44 in the same way that a hardware irq would, then increments the per-CPU
45 count of NMIs. It then invokes the NMI handler stored in the nmi_callback
46 function pointer. If this handler returns zero, do_nmi() invokes the
47 default_do_nmi() function to handle a machine-specific NMI. Finally,
48 preemption is restored.
50 Strictly speaking, rcu_dereference() is not needed, since this code runs
51 only on i386, which does not need rcu_dereference() anyway. However,
52 it is a good documentation aid, particularly for anyone attempting to
53 do something similar on Alpha.
55 Quick Quiz: Why might the rcu_dereference() be necessary on Alpha,
56 given that the code referenced by the pointer is read-only?
59 Back to the discussion of NMI and RCU...
61 void set_nmi_callback(nmi_callback_t callback)
62 {
63 rcu_assign_pointer(nmi_callback, callback);
64 }
66 The set_nmi_callback() function registers an NMI handler. Note that any
67 data that is to be used by the callback must be initialized up -before-
68 the call to set_nmi_callback(). On architectures that do not order
69 writes, the rcu_assign_pointer() ensures that the NMI handler sees the
70 initialized values.
72 void unset_nmi_callback(void)
73 {
74 rcu_assign_pointer(nmi_callback, dummy_nmi_callback);

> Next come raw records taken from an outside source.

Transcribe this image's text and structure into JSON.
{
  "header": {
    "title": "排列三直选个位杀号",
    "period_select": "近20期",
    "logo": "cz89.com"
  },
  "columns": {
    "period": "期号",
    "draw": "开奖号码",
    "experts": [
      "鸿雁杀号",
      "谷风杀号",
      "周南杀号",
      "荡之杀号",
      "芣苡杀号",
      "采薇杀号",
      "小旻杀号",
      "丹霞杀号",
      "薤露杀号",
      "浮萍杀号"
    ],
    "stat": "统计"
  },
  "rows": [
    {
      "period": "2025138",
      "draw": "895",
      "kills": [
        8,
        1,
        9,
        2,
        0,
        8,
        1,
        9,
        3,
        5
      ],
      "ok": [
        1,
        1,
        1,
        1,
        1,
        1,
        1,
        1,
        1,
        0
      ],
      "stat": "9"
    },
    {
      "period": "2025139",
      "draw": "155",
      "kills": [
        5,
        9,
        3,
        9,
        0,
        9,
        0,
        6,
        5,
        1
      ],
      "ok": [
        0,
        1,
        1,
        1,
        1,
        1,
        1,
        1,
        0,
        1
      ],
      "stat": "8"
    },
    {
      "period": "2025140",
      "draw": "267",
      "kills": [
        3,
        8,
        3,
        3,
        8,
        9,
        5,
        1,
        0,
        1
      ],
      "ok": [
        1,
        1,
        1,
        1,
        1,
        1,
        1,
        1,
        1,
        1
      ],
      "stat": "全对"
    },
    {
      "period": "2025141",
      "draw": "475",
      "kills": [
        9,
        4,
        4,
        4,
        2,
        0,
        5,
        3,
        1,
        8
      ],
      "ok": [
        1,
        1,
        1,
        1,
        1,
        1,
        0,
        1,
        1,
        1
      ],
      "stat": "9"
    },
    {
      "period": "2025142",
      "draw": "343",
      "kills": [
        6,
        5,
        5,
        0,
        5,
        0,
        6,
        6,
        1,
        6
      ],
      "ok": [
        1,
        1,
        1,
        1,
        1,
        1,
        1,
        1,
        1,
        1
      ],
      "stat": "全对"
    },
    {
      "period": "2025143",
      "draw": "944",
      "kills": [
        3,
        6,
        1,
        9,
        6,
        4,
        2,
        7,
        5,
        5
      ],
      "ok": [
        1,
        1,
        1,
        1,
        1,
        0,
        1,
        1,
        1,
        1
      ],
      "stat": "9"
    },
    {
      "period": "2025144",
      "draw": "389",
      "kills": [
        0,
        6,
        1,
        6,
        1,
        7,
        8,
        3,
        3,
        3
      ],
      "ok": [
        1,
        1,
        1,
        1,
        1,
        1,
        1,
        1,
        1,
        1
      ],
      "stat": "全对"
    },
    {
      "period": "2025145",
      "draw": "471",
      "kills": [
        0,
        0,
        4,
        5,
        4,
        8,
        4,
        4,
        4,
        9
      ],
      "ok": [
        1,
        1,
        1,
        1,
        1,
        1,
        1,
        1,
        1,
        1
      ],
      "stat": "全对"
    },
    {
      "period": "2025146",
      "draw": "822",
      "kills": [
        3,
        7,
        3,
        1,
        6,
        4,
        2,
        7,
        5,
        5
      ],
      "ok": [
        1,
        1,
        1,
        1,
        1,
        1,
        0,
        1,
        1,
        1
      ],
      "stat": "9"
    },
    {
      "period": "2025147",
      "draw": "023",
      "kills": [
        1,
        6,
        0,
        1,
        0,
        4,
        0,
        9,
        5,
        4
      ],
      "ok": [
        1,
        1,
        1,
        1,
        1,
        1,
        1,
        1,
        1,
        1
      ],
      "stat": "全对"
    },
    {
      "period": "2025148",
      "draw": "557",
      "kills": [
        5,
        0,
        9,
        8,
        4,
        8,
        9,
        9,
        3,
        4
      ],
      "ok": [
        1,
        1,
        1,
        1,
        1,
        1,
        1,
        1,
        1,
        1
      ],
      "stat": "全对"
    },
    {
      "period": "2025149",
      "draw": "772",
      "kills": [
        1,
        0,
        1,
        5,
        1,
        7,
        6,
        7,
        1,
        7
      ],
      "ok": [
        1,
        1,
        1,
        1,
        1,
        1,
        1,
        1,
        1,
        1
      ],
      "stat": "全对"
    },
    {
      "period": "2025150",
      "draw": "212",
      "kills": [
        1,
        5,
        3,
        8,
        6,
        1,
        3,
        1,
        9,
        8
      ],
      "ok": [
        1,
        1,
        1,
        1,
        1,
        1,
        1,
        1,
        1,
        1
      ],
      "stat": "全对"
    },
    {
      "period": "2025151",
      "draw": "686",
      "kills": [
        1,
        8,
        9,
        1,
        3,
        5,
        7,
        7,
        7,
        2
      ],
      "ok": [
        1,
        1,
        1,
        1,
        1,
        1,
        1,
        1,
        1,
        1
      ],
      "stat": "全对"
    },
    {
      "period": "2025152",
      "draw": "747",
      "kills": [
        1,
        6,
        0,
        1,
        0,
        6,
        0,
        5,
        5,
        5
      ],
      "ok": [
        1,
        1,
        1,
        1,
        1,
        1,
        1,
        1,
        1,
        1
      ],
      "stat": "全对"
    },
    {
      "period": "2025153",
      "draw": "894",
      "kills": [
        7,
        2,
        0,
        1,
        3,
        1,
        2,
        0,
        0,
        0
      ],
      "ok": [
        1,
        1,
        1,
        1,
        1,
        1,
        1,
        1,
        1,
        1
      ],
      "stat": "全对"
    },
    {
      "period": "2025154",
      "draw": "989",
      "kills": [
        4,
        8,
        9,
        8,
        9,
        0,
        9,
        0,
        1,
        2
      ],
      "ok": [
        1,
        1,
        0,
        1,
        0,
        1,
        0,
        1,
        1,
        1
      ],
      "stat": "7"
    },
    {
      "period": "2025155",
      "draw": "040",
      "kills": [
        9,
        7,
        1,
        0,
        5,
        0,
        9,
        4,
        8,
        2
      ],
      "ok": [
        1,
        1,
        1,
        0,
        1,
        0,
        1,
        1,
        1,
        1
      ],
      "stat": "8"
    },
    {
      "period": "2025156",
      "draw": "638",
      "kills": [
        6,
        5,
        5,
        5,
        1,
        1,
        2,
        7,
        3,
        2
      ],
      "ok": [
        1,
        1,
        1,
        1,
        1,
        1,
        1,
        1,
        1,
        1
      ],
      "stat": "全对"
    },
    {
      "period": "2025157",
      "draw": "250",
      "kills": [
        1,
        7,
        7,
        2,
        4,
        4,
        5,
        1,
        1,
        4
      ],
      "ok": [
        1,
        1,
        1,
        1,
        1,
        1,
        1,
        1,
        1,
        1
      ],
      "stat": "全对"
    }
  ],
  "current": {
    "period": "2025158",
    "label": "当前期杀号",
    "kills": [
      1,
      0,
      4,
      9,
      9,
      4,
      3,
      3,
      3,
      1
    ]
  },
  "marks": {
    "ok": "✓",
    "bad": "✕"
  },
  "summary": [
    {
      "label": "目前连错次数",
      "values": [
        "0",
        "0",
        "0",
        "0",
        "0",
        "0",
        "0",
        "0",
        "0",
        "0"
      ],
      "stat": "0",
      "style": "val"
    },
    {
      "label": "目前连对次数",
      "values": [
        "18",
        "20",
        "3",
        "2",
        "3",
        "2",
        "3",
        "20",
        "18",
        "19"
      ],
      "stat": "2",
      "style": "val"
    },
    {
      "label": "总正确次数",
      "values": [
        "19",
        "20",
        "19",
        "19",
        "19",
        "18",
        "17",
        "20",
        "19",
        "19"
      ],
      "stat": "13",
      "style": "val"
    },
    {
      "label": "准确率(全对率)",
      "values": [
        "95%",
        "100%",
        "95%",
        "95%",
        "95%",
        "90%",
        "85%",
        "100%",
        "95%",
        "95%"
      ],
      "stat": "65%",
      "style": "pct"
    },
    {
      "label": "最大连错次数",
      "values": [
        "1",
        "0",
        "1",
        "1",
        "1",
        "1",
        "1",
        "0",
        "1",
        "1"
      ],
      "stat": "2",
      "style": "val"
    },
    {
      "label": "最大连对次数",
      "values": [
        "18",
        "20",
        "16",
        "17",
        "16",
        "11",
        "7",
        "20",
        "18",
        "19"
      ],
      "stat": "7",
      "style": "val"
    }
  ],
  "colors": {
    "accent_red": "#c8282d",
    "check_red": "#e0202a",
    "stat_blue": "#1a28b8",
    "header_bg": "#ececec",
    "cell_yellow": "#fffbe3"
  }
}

75 }
77 This function unregisters an NMI handler, restoring the original
78 dummy_nmi_handler(). However, there may well be an NMI handler
79 currently executing on some other CPU. We therefore cannot free
80 up any data structures used by the old NMI handler until execution
81 of it completes on all other CPUs.
83 One way to accomplish this is via synchronize_sched(), perhaps as
84 follows:
86 unset_nmi_callback();
87 synchronize_sched();
88 kfree(my_nmi_data);
90 This works because synchronize_sched() blocks until all CPUs complete
91 any preemption-disabled segments of code that they were executing.
92 Since NMI handlers disable preemption, synchronize_sched() is guaranteed
93 not to return until all ongoing NMI handlers exit. It is therefore safe
94 to free up the handler's data as soon as synchronize_sched() returns.
97 Answer to Quick Quiz
99 Why might the rcu_dereference() be necessary on Alpha, given
100 that the code referenced by the pointer is read-only?
102 Answer: The caller to set_nmi_callback() might well have
103 initialized some data that is to be used by the
104 new NMI handler. In this case, the rcu_dereference()
105 would be needed, because otherwise a CPU that received
106 an NMI just after the new handler was set might see
107 the pointer to the new NMI handler, but the old
108 pre-initialized version of the handler's data.
110 More important, the rcu_dereference() makes it clear
111 to someone reading the code that the pointer is being
112 protected by RCU.